Protalix BioTherapeutics received approval from the US FDA on August 17 to proceed with its treatment protocol for prGCD, a development drug for Gaucher's disease.

Protalix BioTherapeutics (Carmiel, Israel) received approval from the US Food and Drug Administration on August 17 to proceed with its treatment protocol for prGCD, a development drug for Gaucher's disease. The treatment protocol allows physicians to treat patients of Gaucher disease with prGCD in the US and additional countries while studies of prGCD continue as part of the company's ongoing pivotal Phase 3 clinical trial.

In early July, the FDA asked Protalix to submit the treatment protocol to address the shortage of Genzyme's Cerezyme, the only approved treatment for Gaucher disease. Genzyme halted production of Cerezyme in mid-June because of virus contamination in a bioreactor at its plant in Allston Landing, MA.

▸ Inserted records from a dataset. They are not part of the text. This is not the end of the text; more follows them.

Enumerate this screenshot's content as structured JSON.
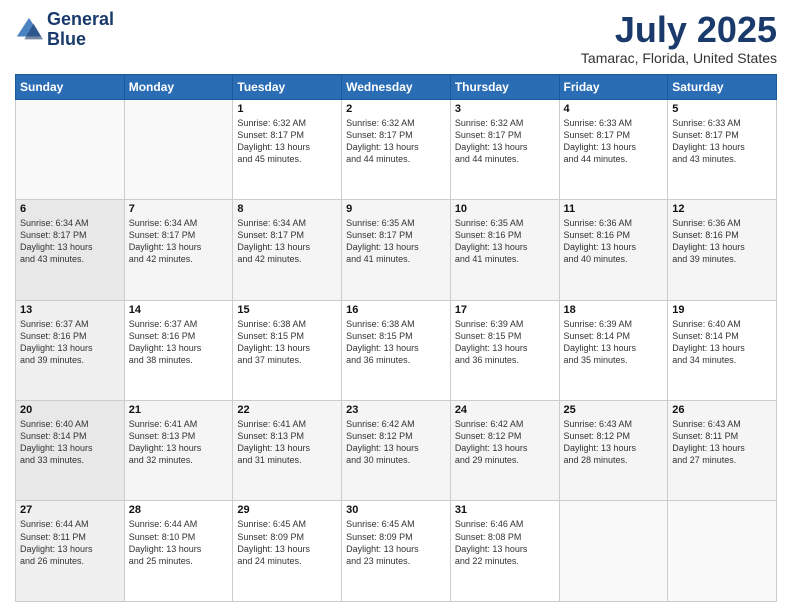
{
  "header": {
    "logo_line1": "General",
    "logo_line2": "Blue",
    "month_title": "July 2025",
    "location": "Tamarac, Florida, United States"
  },
  "days_of_week": [
    "Sunday",
    "Monday",
    "Tuesday",
    "Wednesday",
    "Thursday",
    "Friday",
    "Saturday"
  ],
  "weeks": [
    [
      {
        "day": "",
        "info": ""
      },
      {
        "day": "",
        "info": ""
      },
      {
        "day": "1",
        "info": "Sunrise: 6:32 AM\nSunset: 8:17 PM\nDaylight: 13 hours\nand 45 minutes."
      },
      {
        "day": "2",
        "info": "Sunrise: 6:32 AM\nSunset: 8:17 PM\nDaylight: 13 hours\nand 44 minutes."
      },
      {
        "day": "3",
        "info": "Sunrise: 6:32 AM\nSunset: 8:17 PM\nDaylight: 13 hours\nand 44 minutes."
      },
      {
        "day": "4",
        "info": "Sunrise: 6:33 AM\nSunset: 8:17 PM\nDaylight: 13 hours\nand 44 minutes."
      },
      {
        "day": "5",
        "info": "Sunrise: 6:33 AM\nSunset: 8:17 PM\nDaylight: 13 hours\nand 43 minutes."
      }
    ],
    [
      {
        "day": "6",
        "info": "Sunrise: 6:34 AM\nSunset: 8:17 PM\nDaylight: 13 hours\nand 43 minutes."
      },
      {
        "day": "7",
        "info": "Sunrise: 6:34 AM\nSunset: 8:17 PM\nDaylight: 13 hours\nand 42 minutes."
      },
      {
        "day": "8",
        "info": "Sunrise: 6:34 AM\nSunset: 8:17 PM\nDaylight: 13 hours\nand 42 minutes."
      },
      {
        "day": "9",
        "info": "Sunrise: 6:35 AM\nSunset: 8:17 PM\nDaylight: 13 hours\nand 41 minutes."
      },
      {
        "day": "10",
        "info": "Sunrise: 6:35 AM\nSunset: 8:16 PM\nDaylight: 13 hours\nand 41 minutes."
      },
      {
        "day": "11",
        "info": "Sunrise: 6:36 AM\nSunset: 8:16 PM\nDaylight: 13 hours\nand 40 minutes."
      },
      {
        "day": "12",
        "info": "Sunrise: 6:36 AM\nSunset: 8:16 PM\nDaylight: 13 hours\nand 39 minutes."
      }
    ],
    [
      {
        "day": "13",
        "info": "Sunrise: 6:37 AM\nSunset: 8:16 PM\nDaylight: 13 hours\nand 39 minutes."
      },
      {
        "day": "14",
        "info": "Sunrise: 6:37 AM\nSunset: 8:16 PM\nDaylight: 13 hours\nand 38 minutes."
      },
      {
        "day": "15",
        "info": "Sunrise: 6:38 AM\nSunset: 8:15 PM\nDaylight: 13 hours\nand 37 minutes."
      },
      {
        "day": "16",
        "info": "Sunrise: 6:38 AM\nSunset: 8:15 PM\nDaylight: 13 hours\nand 36 minutes."
      },
      {
        "day": "17",
        "info": "Sunrise: 6:39 AM\nSunset: 8:15 PM\nDaylight: 13 hours\nand 36 minutes."
      },
      {
        "day": "18",
        "info": "Sunrise: 6:39 AM\nSunset: 8:14 PM\nDaylight: 13 hours\nand 35 minutes."
      },
      {
        "day": "19",
        "info": "Sunrise: 6:40 AM\nSunset: 8:14 PM\nDaylight: 13 hours\nand 34 minutes."
      }
    ],
    [
      {
        "day": "20",
        "info": "Sunrise: 6:40 AM\nSunset: 8:14 PM\nDaylight: 13 hours\nand 33 minutes."
      },
      {
        "day": "21",
        "info": "Sunrise: 6:41 AM\nSunset: 8:13 PM\nDaylight: 13 hours\nand 32 minutes."
      },
      {
        "day": "22",
        "info": "Sunrise: 6:41 AM\nSunset: 8:13 PM\nDaylight: 13 hours\nand 31 minutes."
      },
      {
        "day": "23",
        "info": "Sunrise: 6:42 AM\nSunset: 8:12 PM\nDaylight: 13 hours\nand 30 minutes."
      },
      {
        "day": "24",
        "info": "Sunrise: 6:42 AM\nSunset: 8:12 PM\nDaylight: 13 hours\nand 29 minutes."
      },
      {
        "day": "25",
        "info": "Sunrise: 6:43 AM\nSunset: 8:12 PM\nDaylight: 13 hours\nand 28 minutes."
      },
      {
        "day": "26",
        "info": "Sunrise: 6:43 AM\nSunset: 8:11 PM\nDaylight: 13 hours\nand 27 minutes."
      }
    ],
    [
      {
        "day": "27",
        "info": "Sunrise: 6:44 AM\nSunset: 8:11 PM\nDaylight: 13 hours\nand 26 minutes."
      },
      {
        "day": "28",
        "info": "Sunrise: 6:44 AM\nSunset: 8:10 PM\nDaylight: 13 hours\nand 25 minutes."
      },
      {
        "day": "29",
        "info": "Sunrise: 6:45 AM\nSunset: 8:09 PM\nDaylight: 13 hours\nand 24 minutes."
      },
      {
        "day": "30",
        "info": "Sunrise: 6:45 AM\nSunset: 8:09 PM\nDaylight: 13 hours\nand 23 minutes."
      },
      {
        "day": "31",
        "info": "Sunrise: 6:46 AM\nSunset: 8:08 PM\nDaylight: 13 hours\nand 22 minutes."
      },
      {
        "day": "",
        "info": ""
      },
      {
        "day": "",
        "info": ""
      }
    ]
  ]
}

Genzyme (Cambridge, MA) has resumed manufacturing at the Allston plant following sanitization, but discarded 80% of the work-in-process Cerezyme material that was unfinished at the time of the plant shutdown. On August 10, the company said it was still evaluating whether to finish the remaining work-in-process material.

At the time of the plant shutdown, Genzyme anticipated that the resulting product shortfall would end in October, but as a result of the decision about the work-in-process material, Genzyme now expects product shortages to continue until the end of the year, although newly produced product should start to become available in late November.

Previous coverage:
Protalix's Gaucher Drug May Fill Gap Left from Genzyme Plant ClosureJuly 10, 2009

Genzyme Detects Virus Contamination of Bioreactor, Halts ProductionJun 17, 2009